Activity -> Within the material below, find each line bearing the word "pyzy" and present it.

Start of Listed entries

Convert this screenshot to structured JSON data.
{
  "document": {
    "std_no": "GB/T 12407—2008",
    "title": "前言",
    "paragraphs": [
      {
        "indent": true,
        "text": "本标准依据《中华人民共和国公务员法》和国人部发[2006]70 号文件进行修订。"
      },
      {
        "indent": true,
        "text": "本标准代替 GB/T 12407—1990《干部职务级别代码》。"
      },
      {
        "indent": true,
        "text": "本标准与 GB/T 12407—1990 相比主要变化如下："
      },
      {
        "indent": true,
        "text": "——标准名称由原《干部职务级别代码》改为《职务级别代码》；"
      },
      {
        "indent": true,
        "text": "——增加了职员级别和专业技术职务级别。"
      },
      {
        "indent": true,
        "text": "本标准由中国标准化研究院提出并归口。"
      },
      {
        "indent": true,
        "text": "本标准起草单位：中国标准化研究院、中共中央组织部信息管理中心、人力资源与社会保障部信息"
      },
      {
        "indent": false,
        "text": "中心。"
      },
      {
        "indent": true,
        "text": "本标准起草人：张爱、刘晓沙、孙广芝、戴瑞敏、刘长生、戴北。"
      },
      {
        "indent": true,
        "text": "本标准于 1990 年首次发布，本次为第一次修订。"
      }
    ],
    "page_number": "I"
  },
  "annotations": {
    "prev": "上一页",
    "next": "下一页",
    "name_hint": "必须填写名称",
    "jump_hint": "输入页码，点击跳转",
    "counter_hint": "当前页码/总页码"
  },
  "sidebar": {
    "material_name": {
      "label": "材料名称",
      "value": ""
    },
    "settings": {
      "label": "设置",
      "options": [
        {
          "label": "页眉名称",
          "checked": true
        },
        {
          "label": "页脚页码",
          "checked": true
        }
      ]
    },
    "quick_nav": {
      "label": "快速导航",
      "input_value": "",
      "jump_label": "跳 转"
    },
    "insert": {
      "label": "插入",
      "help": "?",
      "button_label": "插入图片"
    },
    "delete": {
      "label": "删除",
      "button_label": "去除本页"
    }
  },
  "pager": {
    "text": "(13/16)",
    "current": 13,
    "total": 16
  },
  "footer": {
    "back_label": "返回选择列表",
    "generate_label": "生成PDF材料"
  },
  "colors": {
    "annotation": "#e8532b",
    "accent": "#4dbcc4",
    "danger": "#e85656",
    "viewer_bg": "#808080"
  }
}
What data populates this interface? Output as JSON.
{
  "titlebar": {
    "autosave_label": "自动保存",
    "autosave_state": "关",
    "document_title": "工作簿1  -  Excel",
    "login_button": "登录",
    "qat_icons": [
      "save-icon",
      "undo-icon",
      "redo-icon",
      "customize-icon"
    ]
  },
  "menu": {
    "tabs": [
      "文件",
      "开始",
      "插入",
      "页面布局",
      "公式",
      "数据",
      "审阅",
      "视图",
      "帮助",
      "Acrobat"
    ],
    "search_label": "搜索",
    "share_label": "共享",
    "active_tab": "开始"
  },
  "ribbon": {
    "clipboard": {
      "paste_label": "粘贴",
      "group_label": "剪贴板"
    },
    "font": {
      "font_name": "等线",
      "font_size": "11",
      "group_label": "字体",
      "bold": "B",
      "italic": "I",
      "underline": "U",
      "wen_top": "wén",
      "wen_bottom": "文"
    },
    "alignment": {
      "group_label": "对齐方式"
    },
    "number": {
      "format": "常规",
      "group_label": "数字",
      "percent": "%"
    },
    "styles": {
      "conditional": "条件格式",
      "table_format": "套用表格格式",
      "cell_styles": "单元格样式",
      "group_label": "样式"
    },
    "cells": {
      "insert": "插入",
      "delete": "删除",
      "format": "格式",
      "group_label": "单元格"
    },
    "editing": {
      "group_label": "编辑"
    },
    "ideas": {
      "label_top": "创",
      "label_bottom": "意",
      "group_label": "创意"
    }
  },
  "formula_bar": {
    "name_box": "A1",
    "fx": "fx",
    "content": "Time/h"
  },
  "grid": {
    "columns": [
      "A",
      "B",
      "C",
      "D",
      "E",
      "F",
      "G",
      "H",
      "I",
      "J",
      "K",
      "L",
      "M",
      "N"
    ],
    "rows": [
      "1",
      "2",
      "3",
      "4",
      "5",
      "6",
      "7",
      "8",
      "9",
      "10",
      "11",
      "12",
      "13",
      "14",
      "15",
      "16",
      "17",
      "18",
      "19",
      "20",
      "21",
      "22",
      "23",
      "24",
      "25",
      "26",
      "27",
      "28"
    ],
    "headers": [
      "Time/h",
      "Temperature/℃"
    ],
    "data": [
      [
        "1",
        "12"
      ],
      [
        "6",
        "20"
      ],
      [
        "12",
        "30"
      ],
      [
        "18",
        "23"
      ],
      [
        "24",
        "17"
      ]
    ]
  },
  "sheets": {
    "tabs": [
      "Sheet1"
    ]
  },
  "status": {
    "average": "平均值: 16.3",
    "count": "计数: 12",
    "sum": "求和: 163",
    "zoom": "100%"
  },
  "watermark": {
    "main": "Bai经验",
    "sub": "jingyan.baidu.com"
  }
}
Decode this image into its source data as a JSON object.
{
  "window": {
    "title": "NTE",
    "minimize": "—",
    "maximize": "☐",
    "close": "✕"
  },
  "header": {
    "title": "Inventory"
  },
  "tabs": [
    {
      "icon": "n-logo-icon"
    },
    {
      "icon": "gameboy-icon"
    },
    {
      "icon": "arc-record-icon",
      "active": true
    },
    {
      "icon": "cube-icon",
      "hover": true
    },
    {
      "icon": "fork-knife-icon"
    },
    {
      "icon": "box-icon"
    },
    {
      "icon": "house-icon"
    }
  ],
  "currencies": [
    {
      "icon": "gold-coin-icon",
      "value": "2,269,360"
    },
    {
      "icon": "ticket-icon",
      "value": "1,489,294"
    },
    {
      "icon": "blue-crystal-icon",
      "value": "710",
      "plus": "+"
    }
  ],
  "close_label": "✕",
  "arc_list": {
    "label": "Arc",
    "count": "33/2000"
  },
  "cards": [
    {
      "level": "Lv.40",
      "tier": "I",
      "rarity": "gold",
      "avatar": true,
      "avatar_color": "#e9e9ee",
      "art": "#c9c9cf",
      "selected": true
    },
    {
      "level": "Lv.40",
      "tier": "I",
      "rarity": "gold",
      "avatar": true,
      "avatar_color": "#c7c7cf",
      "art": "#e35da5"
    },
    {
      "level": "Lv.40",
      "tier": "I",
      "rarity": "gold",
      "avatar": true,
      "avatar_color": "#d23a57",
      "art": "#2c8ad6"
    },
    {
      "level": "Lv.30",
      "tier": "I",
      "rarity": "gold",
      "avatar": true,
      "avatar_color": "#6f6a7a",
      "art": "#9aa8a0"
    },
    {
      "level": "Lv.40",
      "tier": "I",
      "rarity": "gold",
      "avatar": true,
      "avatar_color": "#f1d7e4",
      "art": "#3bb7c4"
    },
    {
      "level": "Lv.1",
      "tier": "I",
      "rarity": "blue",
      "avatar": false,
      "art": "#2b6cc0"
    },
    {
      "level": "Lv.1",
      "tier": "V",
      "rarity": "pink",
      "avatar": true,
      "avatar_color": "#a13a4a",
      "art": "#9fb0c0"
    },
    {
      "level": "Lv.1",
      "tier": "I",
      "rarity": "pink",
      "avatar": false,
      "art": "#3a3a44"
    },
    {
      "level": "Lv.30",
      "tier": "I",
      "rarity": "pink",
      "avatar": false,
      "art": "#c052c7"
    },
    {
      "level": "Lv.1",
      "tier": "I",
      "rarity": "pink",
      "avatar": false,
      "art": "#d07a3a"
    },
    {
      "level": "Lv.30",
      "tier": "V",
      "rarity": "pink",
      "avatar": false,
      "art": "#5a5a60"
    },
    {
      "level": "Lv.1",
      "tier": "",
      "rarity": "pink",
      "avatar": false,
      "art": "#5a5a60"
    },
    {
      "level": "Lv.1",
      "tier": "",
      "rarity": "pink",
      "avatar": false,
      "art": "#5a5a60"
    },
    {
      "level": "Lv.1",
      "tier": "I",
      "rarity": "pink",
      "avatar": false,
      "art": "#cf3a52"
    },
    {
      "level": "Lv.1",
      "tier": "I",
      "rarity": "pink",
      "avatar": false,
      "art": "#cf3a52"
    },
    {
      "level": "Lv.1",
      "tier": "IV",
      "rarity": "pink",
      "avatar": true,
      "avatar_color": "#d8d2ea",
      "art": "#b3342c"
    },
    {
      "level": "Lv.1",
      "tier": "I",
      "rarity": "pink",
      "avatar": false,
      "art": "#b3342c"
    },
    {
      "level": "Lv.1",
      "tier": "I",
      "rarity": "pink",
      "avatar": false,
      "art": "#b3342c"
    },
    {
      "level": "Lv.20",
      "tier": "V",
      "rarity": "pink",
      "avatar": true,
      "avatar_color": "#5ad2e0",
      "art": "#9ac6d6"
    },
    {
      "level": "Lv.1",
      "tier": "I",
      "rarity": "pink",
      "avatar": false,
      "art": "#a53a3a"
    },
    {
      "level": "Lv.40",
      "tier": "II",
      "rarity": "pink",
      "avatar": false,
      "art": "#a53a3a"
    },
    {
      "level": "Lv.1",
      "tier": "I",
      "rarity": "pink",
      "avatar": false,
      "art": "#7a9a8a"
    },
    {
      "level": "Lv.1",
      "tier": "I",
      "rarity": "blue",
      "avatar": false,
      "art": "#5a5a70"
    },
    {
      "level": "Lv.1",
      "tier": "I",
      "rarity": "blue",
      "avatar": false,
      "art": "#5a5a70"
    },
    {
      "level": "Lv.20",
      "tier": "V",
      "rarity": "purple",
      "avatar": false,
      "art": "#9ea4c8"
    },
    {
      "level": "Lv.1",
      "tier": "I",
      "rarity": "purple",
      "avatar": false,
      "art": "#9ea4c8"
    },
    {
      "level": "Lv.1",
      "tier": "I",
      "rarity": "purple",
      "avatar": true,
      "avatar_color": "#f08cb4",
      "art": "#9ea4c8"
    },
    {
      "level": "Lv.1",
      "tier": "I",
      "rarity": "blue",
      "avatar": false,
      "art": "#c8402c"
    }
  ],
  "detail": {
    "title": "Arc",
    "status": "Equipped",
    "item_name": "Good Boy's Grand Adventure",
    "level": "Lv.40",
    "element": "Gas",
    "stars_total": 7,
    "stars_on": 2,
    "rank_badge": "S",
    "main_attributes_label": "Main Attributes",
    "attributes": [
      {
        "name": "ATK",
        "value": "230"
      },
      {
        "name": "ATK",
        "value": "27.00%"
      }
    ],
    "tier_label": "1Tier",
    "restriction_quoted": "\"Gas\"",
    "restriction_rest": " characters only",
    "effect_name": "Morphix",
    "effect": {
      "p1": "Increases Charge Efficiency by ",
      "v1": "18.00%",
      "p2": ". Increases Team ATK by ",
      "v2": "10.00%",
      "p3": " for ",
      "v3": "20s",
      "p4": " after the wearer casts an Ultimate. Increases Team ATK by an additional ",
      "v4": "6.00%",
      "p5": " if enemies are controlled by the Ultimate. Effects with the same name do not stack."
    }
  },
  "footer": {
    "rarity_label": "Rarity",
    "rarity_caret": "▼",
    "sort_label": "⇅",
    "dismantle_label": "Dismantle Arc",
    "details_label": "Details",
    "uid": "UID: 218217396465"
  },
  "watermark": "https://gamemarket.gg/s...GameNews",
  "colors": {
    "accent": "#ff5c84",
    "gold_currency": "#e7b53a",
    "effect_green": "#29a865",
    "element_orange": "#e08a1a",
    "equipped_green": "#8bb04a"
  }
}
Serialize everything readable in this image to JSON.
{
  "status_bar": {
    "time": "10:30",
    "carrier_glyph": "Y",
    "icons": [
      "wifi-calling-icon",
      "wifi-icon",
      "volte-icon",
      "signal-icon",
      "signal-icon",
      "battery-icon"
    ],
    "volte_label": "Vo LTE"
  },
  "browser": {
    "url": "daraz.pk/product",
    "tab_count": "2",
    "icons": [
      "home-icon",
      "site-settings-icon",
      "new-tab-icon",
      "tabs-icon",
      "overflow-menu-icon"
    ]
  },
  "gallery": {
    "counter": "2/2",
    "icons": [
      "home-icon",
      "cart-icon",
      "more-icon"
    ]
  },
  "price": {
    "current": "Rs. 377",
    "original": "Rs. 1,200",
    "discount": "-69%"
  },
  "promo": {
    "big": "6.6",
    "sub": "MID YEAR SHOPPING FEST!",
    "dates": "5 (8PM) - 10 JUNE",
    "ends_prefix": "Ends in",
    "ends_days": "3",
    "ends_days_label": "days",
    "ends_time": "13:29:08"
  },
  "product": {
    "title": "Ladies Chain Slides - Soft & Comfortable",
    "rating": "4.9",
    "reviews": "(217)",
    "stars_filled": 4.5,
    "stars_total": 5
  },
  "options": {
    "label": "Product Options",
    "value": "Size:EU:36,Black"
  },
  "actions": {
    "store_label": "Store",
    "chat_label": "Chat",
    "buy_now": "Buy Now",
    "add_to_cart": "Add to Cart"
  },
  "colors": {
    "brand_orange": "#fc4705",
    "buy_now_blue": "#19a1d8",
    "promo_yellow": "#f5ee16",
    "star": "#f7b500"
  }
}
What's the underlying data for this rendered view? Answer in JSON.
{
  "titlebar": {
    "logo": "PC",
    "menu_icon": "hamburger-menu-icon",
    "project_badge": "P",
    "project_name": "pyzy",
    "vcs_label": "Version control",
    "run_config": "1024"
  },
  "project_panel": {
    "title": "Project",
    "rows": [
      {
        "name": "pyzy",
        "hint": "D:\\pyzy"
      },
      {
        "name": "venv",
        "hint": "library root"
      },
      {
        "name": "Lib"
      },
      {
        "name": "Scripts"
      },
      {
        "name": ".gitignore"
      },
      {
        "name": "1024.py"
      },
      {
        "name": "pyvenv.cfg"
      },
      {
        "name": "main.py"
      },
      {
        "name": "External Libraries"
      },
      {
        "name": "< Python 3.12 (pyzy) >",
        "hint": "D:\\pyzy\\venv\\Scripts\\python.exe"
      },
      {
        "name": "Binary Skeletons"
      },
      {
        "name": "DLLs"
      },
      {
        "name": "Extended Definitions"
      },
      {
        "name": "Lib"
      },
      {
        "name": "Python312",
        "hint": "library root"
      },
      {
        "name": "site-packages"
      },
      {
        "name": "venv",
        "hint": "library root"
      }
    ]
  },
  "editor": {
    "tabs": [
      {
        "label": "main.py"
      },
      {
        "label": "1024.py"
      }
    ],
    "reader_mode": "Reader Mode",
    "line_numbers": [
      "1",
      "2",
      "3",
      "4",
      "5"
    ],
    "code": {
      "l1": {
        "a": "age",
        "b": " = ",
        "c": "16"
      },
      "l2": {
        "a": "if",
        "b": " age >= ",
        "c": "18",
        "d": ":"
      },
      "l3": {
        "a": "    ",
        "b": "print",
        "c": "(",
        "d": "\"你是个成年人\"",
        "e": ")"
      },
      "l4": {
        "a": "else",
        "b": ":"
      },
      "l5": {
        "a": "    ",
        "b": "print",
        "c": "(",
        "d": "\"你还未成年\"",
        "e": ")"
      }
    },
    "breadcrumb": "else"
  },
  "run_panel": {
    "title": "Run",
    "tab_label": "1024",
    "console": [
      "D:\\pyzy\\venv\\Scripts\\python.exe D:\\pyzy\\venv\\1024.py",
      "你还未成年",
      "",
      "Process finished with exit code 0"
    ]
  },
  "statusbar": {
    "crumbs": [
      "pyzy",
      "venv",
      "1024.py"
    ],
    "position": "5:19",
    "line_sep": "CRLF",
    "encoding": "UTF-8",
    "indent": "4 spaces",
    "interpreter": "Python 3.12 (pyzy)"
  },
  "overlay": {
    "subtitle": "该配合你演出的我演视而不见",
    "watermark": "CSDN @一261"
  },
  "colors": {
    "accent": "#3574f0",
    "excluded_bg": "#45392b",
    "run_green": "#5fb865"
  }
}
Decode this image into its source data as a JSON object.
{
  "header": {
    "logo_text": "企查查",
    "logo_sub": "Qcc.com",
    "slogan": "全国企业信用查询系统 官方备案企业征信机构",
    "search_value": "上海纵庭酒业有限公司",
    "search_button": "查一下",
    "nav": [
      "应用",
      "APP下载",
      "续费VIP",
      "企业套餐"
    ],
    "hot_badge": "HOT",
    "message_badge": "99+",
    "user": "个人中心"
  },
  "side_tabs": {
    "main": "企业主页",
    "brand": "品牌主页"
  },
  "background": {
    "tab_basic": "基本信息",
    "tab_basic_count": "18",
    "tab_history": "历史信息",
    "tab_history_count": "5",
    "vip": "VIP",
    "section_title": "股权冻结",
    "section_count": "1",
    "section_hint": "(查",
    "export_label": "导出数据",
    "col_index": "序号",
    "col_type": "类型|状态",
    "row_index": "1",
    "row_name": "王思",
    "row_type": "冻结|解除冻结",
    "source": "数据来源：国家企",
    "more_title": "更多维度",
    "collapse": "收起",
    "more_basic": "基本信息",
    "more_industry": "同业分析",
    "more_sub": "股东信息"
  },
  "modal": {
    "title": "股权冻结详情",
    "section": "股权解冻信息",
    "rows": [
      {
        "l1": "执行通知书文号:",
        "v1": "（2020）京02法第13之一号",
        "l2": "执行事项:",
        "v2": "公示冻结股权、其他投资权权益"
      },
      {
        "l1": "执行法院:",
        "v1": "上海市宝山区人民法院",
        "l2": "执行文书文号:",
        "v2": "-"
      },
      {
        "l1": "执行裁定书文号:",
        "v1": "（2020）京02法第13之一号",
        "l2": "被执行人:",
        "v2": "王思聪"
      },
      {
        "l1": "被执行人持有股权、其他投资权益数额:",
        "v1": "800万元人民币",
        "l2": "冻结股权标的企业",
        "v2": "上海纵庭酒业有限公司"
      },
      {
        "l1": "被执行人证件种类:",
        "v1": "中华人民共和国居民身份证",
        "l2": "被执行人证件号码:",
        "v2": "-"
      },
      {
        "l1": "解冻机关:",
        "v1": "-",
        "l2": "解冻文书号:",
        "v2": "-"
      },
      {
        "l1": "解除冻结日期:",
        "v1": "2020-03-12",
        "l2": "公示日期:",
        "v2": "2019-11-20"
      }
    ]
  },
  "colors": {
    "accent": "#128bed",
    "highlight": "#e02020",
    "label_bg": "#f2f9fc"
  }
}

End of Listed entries

Result of this task ->
    "project_name": "pyzy",
        "name": "pyzy",
        "hint": "D:\\pyzy"
        "name": "< Python 3.12 (pyzy) >",
        "hint": "D:\\pyzy\\venv\\Scripts\\python.exe"
      "D:\\pyzy\\venv\\Scripts\\python.exe D:\\pyzy\\venv\\1024.py",
      "pyzy",
    "interpreter": "Python 3.12 (pyzy)"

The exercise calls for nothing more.